The usual gift to children is lucky money stored in red little envelopes. There may also be new clothes or toys. Coming home for this special time with my family, my luggage is full of books for my beloved nieces and nephew. I have made a tradition of giving books to them since they were just a few months old, and my mother tells me that the children are already quite eager and excited to see what books I am bringing for them this year.
When my first niece was born, I got her some children's books as a special gift, which amused and surprised my family, especially my mother. Every day my mother asked me the same question: “How can a little baby enjoy a book?” Since my parents, my siblings and I were never read to at home, I could understand her confusion about my choice of gift.

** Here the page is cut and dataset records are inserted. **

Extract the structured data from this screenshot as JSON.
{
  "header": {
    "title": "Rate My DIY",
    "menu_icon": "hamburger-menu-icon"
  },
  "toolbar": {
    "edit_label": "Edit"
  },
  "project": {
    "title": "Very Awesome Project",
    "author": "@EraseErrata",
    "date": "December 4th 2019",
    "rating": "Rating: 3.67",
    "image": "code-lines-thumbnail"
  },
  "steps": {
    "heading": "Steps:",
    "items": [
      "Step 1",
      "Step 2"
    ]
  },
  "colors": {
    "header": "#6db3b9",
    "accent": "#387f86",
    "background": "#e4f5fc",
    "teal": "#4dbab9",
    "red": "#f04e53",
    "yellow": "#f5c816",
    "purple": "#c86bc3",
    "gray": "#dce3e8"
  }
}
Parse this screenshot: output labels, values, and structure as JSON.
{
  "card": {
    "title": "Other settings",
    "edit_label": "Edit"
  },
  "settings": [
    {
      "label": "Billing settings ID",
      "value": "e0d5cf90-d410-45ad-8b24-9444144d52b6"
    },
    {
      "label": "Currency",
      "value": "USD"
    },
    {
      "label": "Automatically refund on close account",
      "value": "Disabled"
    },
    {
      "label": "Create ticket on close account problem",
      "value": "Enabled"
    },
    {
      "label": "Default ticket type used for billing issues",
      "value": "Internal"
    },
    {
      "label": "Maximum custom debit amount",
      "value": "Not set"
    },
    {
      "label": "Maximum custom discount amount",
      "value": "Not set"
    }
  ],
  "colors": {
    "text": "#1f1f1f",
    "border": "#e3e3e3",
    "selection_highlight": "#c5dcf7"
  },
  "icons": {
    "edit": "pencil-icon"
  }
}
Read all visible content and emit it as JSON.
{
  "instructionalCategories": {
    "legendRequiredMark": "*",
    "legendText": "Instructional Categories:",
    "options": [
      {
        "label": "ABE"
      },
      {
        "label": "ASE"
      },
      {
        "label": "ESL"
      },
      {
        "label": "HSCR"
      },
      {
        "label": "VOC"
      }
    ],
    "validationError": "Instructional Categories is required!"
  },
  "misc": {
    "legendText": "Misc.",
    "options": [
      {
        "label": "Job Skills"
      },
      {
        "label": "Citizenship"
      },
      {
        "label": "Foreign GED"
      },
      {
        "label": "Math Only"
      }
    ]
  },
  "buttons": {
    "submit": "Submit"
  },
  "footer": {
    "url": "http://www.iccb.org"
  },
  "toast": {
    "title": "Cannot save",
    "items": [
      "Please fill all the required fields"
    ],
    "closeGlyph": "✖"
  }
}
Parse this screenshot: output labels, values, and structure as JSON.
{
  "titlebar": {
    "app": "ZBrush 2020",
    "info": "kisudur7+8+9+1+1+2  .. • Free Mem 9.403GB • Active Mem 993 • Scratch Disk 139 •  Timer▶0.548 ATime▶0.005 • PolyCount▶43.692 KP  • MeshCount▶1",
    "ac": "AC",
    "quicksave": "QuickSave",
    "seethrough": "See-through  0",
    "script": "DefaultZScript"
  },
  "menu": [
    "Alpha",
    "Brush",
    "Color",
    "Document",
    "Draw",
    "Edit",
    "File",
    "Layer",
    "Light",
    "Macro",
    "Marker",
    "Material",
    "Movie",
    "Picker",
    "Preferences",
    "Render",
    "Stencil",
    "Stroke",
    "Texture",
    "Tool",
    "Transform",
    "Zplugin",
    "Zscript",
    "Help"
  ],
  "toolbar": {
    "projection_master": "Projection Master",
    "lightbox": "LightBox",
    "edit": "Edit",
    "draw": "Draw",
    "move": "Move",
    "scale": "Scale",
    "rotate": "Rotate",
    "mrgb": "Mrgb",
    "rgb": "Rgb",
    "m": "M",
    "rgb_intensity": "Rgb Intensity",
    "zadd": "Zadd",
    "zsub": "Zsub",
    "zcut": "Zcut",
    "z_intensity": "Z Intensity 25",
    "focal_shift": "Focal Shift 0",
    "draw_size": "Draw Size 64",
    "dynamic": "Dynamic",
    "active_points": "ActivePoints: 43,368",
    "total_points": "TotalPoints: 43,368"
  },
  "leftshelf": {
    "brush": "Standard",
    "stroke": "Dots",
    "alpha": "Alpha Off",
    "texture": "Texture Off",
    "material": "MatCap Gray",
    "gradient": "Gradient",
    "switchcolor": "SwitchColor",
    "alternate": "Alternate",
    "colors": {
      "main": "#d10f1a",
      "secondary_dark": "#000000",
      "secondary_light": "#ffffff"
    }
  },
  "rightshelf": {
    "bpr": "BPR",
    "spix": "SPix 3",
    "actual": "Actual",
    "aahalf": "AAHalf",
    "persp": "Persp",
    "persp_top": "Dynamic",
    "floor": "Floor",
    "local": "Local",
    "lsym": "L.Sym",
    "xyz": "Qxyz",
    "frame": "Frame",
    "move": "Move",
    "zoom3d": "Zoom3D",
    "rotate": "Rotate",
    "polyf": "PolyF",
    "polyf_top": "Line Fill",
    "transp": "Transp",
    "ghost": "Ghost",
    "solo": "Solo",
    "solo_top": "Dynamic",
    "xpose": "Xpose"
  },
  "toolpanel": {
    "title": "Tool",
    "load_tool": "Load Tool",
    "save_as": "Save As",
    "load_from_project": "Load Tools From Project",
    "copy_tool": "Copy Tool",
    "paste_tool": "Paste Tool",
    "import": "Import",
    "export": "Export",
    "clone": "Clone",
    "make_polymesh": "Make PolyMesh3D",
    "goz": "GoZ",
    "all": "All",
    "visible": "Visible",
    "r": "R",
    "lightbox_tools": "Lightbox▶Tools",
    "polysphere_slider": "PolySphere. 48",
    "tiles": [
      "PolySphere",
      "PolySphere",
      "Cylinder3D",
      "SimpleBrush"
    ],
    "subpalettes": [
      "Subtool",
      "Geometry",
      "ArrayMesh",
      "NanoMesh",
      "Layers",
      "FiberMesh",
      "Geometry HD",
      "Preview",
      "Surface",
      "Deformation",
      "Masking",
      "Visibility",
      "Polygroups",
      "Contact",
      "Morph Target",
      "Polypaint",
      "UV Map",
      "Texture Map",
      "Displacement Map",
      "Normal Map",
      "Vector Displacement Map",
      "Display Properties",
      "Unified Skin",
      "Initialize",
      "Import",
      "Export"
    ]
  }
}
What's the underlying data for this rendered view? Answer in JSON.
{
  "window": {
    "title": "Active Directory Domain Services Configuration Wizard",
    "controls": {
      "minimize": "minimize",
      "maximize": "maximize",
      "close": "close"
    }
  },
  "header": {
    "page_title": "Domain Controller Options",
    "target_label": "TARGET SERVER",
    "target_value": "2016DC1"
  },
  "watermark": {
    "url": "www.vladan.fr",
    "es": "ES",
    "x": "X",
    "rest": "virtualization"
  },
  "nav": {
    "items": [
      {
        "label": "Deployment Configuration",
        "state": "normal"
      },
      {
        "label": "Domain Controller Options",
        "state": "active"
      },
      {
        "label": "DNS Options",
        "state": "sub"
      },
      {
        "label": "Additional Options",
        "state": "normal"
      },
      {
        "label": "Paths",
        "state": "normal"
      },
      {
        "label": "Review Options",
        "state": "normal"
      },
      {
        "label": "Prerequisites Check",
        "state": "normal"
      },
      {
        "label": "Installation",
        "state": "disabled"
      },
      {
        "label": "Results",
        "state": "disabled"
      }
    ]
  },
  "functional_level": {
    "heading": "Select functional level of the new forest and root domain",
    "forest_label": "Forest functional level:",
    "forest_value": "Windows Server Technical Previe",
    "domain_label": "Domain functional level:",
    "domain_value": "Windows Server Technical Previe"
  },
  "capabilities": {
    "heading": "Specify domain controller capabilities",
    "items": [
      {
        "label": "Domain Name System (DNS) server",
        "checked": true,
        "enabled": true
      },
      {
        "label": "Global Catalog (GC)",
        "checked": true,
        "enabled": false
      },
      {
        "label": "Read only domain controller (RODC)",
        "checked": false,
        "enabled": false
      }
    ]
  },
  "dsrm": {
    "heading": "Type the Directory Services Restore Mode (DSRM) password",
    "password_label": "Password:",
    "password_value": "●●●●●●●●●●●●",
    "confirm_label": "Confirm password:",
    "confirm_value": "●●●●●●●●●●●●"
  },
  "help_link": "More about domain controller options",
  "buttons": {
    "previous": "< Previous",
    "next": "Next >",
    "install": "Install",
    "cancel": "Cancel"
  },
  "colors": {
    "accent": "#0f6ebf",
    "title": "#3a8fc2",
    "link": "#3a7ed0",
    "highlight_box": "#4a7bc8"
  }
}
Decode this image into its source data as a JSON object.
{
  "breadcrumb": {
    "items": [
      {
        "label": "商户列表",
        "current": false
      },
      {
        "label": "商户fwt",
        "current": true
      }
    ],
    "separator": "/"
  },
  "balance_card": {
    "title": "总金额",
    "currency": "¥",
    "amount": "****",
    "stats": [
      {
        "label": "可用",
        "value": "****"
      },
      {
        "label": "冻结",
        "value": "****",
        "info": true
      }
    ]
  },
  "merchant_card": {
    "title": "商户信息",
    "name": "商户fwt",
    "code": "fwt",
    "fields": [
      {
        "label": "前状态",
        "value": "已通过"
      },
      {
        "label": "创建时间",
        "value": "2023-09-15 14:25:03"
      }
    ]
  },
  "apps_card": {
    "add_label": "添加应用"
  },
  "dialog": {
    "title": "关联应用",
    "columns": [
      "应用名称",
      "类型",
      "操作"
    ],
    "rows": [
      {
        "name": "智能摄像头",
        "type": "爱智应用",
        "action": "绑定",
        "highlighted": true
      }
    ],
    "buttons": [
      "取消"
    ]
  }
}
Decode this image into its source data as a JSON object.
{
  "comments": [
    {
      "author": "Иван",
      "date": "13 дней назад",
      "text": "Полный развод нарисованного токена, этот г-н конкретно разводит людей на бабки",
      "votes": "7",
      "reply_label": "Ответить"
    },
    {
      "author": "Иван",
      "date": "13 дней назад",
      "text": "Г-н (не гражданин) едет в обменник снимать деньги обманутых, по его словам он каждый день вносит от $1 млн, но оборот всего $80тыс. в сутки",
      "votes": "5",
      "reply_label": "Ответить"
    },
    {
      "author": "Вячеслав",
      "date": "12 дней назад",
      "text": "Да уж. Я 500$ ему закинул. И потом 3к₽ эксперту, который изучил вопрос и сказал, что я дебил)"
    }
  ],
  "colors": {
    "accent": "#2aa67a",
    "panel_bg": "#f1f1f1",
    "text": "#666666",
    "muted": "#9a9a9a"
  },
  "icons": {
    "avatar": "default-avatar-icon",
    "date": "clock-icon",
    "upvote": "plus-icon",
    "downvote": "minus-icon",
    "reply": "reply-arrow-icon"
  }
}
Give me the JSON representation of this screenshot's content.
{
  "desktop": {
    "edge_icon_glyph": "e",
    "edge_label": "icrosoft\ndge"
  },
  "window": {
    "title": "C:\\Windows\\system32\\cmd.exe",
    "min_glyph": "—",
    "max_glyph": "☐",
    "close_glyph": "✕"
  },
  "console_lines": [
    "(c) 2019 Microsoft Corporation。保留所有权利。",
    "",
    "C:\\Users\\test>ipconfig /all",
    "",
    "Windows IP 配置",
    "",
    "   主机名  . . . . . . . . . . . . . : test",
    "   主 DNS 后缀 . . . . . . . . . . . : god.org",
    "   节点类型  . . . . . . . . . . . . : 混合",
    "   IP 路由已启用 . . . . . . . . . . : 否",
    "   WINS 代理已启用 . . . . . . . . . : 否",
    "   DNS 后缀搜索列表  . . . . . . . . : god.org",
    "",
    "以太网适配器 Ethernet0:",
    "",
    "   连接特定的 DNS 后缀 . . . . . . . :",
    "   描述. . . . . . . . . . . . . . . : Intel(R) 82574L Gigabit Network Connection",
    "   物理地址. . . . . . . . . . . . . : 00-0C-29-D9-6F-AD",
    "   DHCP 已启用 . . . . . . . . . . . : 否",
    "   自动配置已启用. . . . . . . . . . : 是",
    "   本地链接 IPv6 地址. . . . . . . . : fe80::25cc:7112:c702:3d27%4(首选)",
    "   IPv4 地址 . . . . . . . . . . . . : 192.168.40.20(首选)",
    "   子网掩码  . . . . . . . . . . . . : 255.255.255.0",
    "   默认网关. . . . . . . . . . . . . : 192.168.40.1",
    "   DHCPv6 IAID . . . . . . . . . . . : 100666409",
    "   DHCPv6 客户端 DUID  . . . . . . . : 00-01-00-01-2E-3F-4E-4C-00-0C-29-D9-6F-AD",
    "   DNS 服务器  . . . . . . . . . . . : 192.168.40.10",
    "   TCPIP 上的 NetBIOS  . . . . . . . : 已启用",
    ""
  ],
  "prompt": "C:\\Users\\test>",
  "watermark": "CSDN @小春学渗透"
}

When I learned that, in Western countries, parents read to their children before they go to bed, I decided that even though my parents did not share the value of early reading with their children, as an aunt I should introduce this gift to the new generation.
I started to share books with my eldest niece when she was around four or five months old. Every time I was with her, I found different ways to show her the books, pointing to a picture for her to look at and reading the stories with different voices and emotions. Sometimes I got her little fingers running on each page of a book. Witnessing my performance, her parents and others around us often laughed. But sometimes they also got absorbed in the story and kept quiet when I was reading to the baby. Now that she is seven years old, my niece is able to read many books by herself, and very well. The birth of more children meant more storytelling and gifts of books at every New Year celebration. After observing me read to her daughter and son, my sister also started reading to them herself.
Today, I continue to select books as presents for my nieces and nephew, and now, each child has a shelf filled with all kinds of books. I also keep some with me so that, when we are out with the children, there are books for them to read or just to hold. At home, the children and I talk about the books we have read and often make up stories about characters and objects from real life. To them, learning to read is part of life—just like eating, drinking and sleeping.
Once again for Tet I’m coming home with books. I cannot wait to give the children their gifts for the New Year and to continue the tradition that I have kept with them since they were babies. I know they will learn many other important skills as they get older, but the skill of reading is the most wonderful thing that I can give to them as their auntie.
Read about how Thuy and her team at Room to Read Vietnam worked with the Ministry of Education in Vinh Long province to secure "reading periods" for children. Visit our website to read more about our work in Vietnam.